Friday, January 23, 2009

Against Punishment - Even Nonviolent Punishment

I want to apologize that I misrepresented BrainPolice's position on punishment. I generally agree with his opinion in punishment. I view punishment as a "pragmatic measure to deter crimes that psychopaths plan to commit." While I do regard that the current statist society constantly misapplies punitive measures, I do believe, that even in anarchy, punishment must exist to deter certain crimes. I disagree that boycotts, as promoted by Stephen Molyneux (pages 118-119), stands as an effective measure to deter crime.

I disbelieve in the "indoctrination of children" and the "operant conditioning" pseudoscience promoted by the behaviorist school of psychology. In fact, I oppose punishment more than even the most radical detractors of corporal punishment. I differ from them because I do not only oppose corporal punishment, but I oppose all types of punishment inflicted on children (unless the child psychopathically committed a crime). I view punishment as an irrational act, and it suffers from agent-principle problems. Children can easily avoid being punished from their parents, just like how some drug dealers can avoid being kidnapped by the state.

I do not hold a Freudian view, as in Stephan Molyneux and Danny Shadar, that childhood experiences primarily determine the behaviors in adult life.

2 comments:

Brainpolice said...

Left libertarians did not invent those terms as pure propaganda. At best, you could say that for the thin/thick distinction, which Charles Johnson came up with, but it isn't propaganda, it is a valid distinction between treating libertarianism as something compatible with any set of values and treating it as axoimatic (Walter Block is the greatest example of this) vs. treating it as a more comprehensive bundle of values and as part of a bundle of values.

Left libertarians did not even exclusively invent those terms. It would be ridiculous for you to deny that there have been self-proclaimed right-libertarians and conservative-libertarians in America for decades. It is likewise absurd to deny the existance of libertarian conservative fusionism - which has been the NORM of the libertarian movement in america for decades. The problem with plumb-line libertarians is that they pretend to be neutral when they aren't, most of them fall back on distinctly conservative positions.

anarcho-mercantilist said...

"At best, you could say that for the thin/thick distinction, which Charles Johnson came up with, but it isn't propaganda, it is a valid distinction between treating libertarianism as something compatible with any set of values and treating it as axoimatic"

Actually, I would have identified myself as a "thick libertarian" if the term hasn't been contaminated by the "left"-libertarians. But the term "thick libertarian" have a strong connotational association with the "left"-libertarian ideology, as a whole. The term "thick" libertarian refers just about exclusively to "left"-libertarians, that its denotation, if used more often, "thick" libertarianism might actually mean synonymous to "left"-libertarianism.

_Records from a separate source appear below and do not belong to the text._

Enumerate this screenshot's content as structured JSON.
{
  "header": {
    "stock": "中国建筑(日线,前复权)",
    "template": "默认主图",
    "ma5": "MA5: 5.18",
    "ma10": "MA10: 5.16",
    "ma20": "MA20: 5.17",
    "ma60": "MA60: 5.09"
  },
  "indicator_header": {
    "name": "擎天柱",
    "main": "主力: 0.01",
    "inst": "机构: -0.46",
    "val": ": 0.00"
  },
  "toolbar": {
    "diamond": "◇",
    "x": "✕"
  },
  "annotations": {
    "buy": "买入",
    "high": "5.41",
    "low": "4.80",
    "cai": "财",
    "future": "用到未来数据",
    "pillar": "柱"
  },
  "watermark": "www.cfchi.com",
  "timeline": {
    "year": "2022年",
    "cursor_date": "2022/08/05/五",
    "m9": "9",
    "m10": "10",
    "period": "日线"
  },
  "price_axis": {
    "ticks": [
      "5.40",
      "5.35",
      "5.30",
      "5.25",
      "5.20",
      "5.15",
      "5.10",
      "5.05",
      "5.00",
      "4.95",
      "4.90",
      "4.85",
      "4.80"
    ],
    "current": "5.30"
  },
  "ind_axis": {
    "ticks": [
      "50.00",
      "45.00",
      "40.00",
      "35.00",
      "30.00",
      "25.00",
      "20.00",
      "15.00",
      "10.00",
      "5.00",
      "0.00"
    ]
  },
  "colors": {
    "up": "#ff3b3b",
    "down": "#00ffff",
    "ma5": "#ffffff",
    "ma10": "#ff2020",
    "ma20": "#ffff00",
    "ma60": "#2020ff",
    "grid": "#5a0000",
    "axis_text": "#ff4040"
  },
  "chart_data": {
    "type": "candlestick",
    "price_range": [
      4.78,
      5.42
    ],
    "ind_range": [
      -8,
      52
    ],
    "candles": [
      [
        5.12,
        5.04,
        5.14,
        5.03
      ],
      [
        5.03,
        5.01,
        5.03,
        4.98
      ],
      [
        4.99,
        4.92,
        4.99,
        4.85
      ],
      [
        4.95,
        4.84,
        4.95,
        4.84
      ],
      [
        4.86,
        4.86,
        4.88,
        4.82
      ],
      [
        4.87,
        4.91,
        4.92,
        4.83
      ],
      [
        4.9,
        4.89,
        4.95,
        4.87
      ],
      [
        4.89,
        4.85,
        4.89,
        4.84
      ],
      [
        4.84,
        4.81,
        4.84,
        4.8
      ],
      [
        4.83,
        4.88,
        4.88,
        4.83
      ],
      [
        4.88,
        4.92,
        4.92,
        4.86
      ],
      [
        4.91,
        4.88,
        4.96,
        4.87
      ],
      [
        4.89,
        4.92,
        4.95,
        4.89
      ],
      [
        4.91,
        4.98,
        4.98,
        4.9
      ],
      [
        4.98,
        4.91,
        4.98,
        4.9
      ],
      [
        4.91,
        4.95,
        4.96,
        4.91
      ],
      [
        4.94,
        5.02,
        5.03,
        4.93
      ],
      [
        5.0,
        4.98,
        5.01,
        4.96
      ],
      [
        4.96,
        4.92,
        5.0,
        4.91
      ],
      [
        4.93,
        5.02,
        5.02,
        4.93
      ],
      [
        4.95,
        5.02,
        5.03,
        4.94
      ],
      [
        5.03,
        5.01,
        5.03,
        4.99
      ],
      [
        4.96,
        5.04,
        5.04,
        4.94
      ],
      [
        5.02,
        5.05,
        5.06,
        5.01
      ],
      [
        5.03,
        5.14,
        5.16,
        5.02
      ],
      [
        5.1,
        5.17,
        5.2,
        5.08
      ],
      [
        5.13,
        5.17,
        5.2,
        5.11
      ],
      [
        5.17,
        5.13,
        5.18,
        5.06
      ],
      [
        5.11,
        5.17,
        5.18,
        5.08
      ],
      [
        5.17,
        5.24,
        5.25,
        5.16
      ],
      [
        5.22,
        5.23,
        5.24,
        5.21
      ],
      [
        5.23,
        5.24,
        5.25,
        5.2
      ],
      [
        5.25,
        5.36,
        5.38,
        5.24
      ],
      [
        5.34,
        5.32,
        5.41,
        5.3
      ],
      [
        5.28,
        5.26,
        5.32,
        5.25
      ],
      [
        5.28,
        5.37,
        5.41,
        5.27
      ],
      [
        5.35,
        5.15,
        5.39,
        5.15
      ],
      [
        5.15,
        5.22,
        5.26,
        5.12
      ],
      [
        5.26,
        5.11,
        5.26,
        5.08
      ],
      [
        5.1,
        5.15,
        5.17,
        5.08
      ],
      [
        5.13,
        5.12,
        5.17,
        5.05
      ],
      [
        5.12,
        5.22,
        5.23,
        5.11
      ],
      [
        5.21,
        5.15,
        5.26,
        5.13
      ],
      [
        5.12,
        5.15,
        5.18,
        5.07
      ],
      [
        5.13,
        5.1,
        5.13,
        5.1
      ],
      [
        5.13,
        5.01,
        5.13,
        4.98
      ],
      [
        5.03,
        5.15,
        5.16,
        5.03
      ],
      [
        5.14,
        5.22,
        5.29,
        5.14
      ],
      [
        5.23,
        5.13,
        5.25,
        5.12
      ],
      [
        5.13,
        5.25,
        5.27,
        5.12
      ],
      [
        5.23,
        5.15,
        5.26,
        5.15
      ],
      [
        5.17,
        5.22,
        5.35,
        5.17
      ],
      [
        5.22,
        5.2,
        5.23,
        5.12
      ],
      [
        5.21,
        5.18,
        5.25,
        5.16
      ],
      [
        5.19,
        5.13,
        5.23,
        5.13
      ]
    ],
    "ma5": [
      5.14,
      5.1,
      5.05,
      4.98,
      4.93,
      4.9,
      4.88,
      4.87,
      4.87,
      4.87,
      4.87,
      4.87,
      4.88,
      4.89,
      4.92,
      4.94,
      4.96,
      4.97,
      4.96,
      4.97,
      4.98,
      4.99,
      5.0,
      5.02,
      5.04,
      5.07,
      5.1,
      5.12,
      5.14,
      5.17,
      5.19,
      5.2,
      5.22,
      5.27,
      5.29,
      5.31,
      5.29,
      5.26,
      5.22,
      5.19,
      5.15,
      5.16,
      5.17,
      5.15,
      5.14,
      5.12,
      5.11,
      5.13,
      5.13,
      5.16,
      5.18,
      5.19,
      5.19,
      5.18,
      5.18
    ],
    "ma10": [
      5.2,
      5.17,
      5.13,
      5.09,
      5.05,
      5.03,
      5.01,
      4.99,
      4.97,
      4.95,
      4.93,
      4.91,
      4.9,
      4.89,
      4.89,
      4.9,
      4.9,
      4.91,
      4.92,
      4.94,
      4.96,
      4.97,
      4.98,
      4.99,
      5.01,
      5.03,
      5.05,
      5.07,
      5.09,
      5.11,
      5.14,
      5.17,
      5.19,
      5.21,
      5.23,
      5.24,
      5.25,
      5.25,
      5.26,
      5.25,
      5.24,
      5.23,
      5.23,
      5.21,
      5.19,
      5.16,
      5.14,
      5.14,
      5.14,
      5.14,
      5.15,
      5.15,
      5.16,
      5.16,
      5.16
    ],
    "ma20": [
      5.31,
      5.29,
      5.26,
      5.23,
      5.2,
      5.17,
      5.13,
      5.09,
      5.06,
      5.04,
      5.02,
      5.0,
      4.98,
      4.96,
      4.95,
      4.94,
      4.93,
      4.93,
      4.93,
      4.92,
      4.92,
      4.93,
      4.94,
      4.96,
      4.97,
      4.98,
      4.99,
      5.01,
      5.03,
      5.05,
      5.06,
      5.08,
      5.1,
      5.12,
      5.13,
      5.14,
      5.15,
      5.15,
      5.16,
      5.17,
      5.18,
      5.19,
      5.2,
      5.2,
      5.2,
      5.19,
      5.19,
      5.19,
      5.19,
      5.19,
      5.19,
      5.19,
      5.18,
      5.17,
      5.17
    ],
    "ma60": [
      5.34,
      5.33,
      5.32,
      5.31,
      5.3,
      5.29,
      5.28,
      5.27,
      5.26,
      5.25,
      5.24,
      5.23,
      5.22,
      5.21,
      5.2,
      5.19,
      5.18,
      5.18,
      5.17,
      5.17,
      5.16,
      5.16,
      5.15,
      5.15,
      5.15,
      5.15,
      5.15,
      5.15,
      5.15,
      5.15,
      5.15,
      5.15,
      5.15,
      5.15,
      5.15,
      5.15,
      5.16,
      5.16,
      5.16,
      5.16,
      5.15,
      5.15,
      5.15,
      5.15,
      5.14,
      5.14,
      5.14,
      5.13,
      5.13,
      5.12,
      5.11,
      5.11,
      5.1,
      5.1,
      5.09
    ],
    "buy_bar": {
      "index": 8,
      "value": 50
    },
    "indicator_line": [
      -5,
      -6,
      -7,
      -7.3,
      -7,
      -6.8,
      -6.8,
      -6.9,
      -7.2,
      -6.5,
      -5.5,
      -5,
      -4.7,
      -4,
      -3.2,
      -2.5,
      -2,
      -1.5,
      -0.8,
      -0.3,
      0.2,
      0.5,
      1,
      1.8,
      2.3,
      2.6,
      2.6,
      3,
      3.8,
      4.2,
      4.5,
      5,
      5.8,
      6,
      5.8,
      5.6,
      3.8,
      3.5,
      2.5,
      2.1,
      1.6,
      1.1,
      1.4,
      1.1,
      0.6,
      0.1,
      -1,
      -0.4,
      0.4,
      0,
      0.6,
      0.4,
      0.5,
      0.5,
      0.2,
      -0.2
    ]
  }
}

Socialism used to refer to a diverse ideology, from free market proponents to Marxists. But because socialism changed its denotation to refer to Marxism exclusively, socialism actually denotes Marxism.

The term "thick" libertarian became increasingly associated with "left"-libertarian, just like the term "socialism" became increasingly associated with Marxism. In order to ignore the "left"-libertarian association with "thick" libertarian, I must abandon the term "thick" libertarianism.

Therefore, I would abandon the thick/thin distinction and invent a new "broad/narrow" distinction, that has no connotations to "left"-libertarianism.

"The problem with plumb-line libertarians is that they pretend to be neutral when they aren't, most of them fall back on distinctly conservative positions."

Even that I reject the political spectrum, I can still identify myself as a "non-political anarcho-capitalist," "voluntaryist," "radical revolutionary anarcho-capitalist," or "agorist." The terms are neither left nor right, does not have any Fusionist implications.